A couple of weeks ago, we had a thunderstorm at our house with lots of lightning. The next morning, our two-year old washing machine went on the fritz. The repairman told us both circuit boards were fried and it would actually make the most sense to replace the $800 machine rather than fix it. I ordered a $125 Intermatic whole-house surge protector the next day.
What does a whole-house surge protector do?When there’s lightning in the area, it’s very common to get power surges through the power lines and then into the house’s electrical system. Since nearly every appliance—along with video, audio, computers and many other things—are filled with delicate circuit boards these days, a power surge can cause lots of expensive damage.
A whole-house surge protector will help protect all of that electronic gear against almost anything short of a direct lightning strike. The protector acts as a sacrificial “shock absorber” for the voltage spikes. It wears out and will need replacing eventually. A green light tells you it’s working, and a red light lets you know it needs replacing. Usually that’s several years' worth of protection, but that depends on the number of voltage spikes it has to suck up for the team.

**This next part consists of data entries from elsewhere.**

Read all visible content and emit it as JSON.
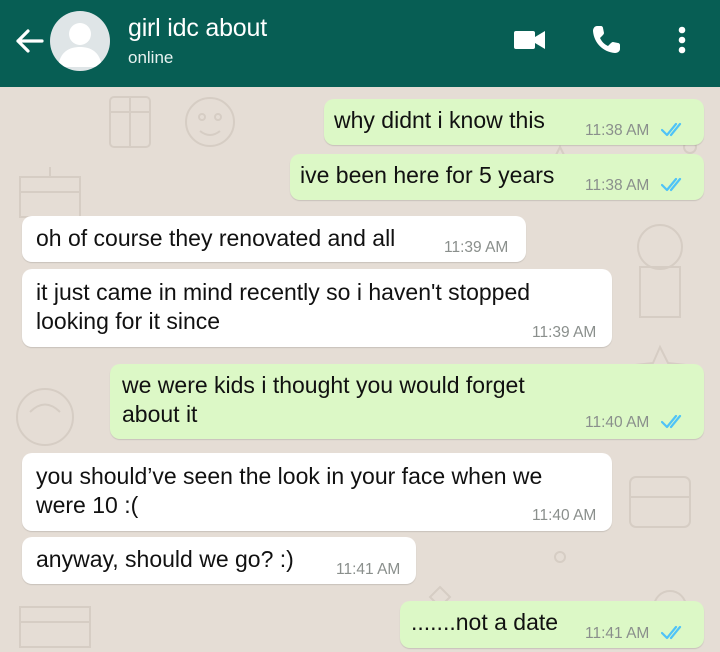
{
  "header": {
    "contact_name": "girl idc about",
    "status": "online",
    "icons": [
      "back-arrow-icon",
      "avatar-placeholder-icon",
      "video-call-icon",
      "voice-call-icon",
      "more-options-icon"
    ],
    "colors": {
      "bar": "#075e54",
      "outgoing_bubble": "#dcf8c6",
      "incoming_bubble": "#ffffff",
      "read_ticks": "#4fc3f7",
      "chat_background": "#e5ddd5"
    }
  },
  "messages": [
    {
      "direction": "out",
      "text": "why didnt i know this",
      "time": "11:38 AM",
      "status": "read"
    },
    {
      "direction": "out",
      "text": "ive been here for 5 years",
      "time": "11:38 AM",
      "status": "read"
    },
    {
      "direction": "in",
      "text": "oh of course they renovated and all",
      "time": "11:39 AM"
    },
    {
      "direction": "in",
      "text": "it just came in mind recently so i haven't stopped\nlooking for it since",
      "time": "11:39 AM"
    },
    {
      "direction": "out",
      "text": "we were kids i thought you would forget\nabout it",
      "time": "11:40 AM",
      "status": "read"
    },
    {
      "direction": "in",
      "text": "you should’ve seen the look in your face when we\nwere 10 :(",
      "time": "11:40 AM"
    },
    {
      "direction": "in",
      "text": "anyway, should we go? :)",
      "time": "11:41 AM"
    },
    {
      "direction": "out",
      "text": ".......not a date",
      "time": "11:41 AM",
      "status": "read"
    }
  ]
}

This is really important if you live in a rural area. Here’s why. Urban areas are heavily grounded: Every 50 or so feet, each house has a ground rod. But if you live in suburbia or on some acreage or a farm, the ground rods are few and far between. A lightning strike near a power line will send voltage spikes long distances and arrive at your house with little to mitigate its impact. And the closer you are to the end of a power grid, the more susceptible you are to a power surge.
How do you install a whole-house surge protector?Surge protectors are surprisingly easy to install, but if you’re not comfortable working inside the main service panel, leave it to a licensed electrician. (To find out what the job is like, check out this DIY electrical wiring article: Breaker Box Safety: How to Connect a New Circuit.)

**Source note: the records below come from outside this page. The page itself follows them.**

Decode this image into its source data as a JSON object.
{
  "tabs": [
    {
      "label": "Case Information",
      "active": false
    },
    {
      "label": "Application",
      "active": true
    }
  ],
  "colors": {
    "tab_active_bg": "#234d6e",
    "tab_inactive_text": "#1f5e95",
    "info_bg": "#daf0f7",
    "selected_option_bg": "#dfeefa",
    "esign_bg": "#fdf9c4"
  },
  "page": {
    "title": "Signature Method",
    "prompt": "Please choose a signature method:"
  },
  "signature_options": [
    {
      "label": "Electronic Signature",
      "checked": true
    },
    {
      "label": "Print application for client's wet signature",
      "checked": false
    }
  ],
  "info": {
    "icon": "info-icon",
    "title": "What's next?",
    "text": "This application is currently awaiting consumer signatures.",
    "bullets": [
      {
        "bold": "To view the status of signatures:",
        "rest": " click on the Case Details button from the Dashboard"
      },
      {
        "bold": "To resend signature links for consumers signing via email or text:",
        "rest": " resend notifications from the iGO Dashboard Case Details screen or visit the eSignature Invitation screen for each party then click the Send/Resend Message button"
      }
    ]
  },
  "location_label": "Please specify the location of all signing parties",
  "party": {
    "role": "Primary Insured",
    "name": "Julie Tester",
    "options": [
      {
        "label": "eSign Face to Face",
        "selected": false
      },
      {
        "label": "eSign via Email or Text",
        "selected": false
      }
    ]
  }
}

In my case, I needed to buy a separate two-pole 20-amp breaker to wire it. I just screwed the protector to wall framing outside the box, and used conduit to route the wires into the panel. Once there, the two hot wires connected to each pole of the breaker, and the neutral and ground wires attach to the neutral buss. Aside from wiring the unit at the top of the box, the other important part is to cut the wires as short as possible and avoid coils and sharp bends. Directions come with the unit, and they’re very easy to understand. I’m not exactly a proactive, worrywart type of guy, so if I actually take a precaution like this, pay attention. Especially if you live out in Timbuktu! — Travis Larson, Senior Editor
See additional Electrical topics from The Family Handyman.
Thank you for the tip i am going to get one for my home! I have a story of my own to tell you. I live in central Florida they call us the lightning capital of the world. Well a few weeks ago my home got hit. It was right on my pool deck right outside of my office where all my computer equipment is stored. It put a 3 inch round by 3 inch deep hole in my concreate deck and cracked the stucco siding of my house. The really strange thing is it did not get into my electrical system. Beleave it or not it hit my telephone line and burnt out everything hooked to it. My computer, wireless router, cable modem, alarm system and telephones. I am glad it did not get my electrical system it could have been a lot worse. But this is just a caution to make sure you ad a surge protector to your phone line to.
ScreenName My Account (Log
Log in or
Get timely DIY projects for your home and yard,
plus a dream project for your wish list!